Marking criteria

So how do we check students' achievement of the subject learning outcomes? By developing marking criteria which relate to the specific task at hand and the knowledge, skills and application you expect the student to demonstrate through the assessment task – which should link back to the subject learning outcomes.

While a task description states what students will hand in, criteria are about what you will prioritise when you assess what they submit. Telling students what you value ahead of time builds a powerful partnership and shared responsibility.

Criteria are the elements you will use to evaluate a student's work. They should not simply restate the assessment tasks or elements, but articulate the learning and what you are giving value to – that is, you need to make your expectations explicit. Remember to include all of your expectations and requirements in the marking criteria in clear, unambiguous terminology, and outline the standard expected. Use similar wording to the Learning Outcome can support students to clearly see the links. Marking criteria may also relate to whether the task has been answered correctly, but also how the response has been presented in terms of language and style. If you require fluent use of English and grammar, this should be included in the criteria such as referencing requirements.

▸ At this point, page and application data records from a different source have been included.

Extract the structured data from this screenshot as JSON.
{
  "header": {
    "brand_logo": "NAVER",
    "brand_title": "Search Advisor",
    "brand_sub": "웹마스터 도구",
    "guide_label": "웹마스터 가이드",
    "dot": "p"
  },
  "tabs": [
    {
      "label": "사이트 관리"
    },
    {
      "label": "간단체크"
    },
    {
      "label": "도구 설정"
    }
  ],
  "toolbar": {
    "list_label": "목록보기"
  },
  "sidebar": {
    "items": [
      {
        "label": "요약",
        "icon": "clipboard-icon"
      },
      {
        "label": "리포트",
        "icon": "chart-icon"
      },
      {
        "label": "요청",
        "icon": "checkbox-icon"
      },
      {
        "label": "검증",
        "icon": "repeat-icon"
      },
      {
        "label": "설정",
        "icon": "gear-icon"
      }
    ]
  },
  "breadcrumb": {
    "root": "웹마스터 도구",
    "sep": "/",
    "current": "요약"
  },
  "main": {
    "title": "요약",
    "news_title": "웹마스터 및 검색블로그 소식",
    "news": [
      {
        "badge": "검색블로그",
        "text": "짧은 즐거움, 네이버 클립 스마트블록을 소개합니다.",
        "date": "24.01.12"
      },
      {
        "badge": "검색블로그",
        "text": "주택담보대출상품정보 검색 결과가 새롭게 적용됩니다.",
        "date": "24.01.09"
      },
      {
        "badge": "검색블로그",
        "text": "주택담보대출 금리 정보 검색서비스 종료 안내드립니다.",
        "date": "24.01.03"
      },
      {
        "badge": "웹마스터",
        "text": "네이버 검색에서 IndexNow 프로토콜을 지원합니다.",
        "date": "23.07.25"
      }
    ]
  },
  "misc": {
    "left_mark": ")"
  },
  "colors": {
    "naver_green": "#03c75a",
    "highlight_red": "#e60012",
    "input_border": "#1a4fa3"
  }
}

What you need to do

  1. Identify the 4-5 main elements you are looking for in students' responses. These should match the skills, knowledge and application you identified in your learning outcomes in the previous section. For example:
    1. Application of theory to a relevant example
    2. Analysis
    3. Knowledge of topic
    4. Professional presentation, etc.
  2. Flesh these out more to explain what it is you are looking for, using the action, content and context approach.
  3. The example below shows the colour coded alignment of the component parts of the learning outcome and the criterion. The green text is what you want students to ‘do’, the red text is what you want students to ‘know’, and the blue text is the ‘context’ of that knowledge.

    Criterion Learning outcome
    Critical analysis of the application of the identified political behaviour including the strategies and tactics employed. Be able to critically analyse the application of political strategies in organisations

    Critical analysis' is what you want students to do, 'application' is the context of that knowledge, 'political behaviour including the strategies and tactics employed' is what you want students to know.

  4. Now review your criteria and ensure:
    1. The criteria describe what is important for students to demonstrate.
    2. You have used language from the learning outcomes in your criteria.
    3. Your existing criteria link to the subject learning outcomes.
    4. You're not assessing anything that is outside the scope of the learning outcomes that is potentially irrelevant to a student's achievement in this subject.
    5. You haven't used any value descriptions, such as 'adequate' or 'satisfactory' because these are subjective terms and do not clearly describe what is valued in the criteria.

This PowerPoint on writing criteria and standards may help.

Sources to assist you in developing criteria could include:

  1. Accreditation requirements
  2. The level of the subject (AQF)
  3. The research literature
  4. Peak bodies (Professional Associations)
  5. Your own professional experience
  6. Your knowledge of the topic & students
  7. Example rubrics for similar disciplines or assessment type.

Once you've written your criteria, you then need to develop the performance standards.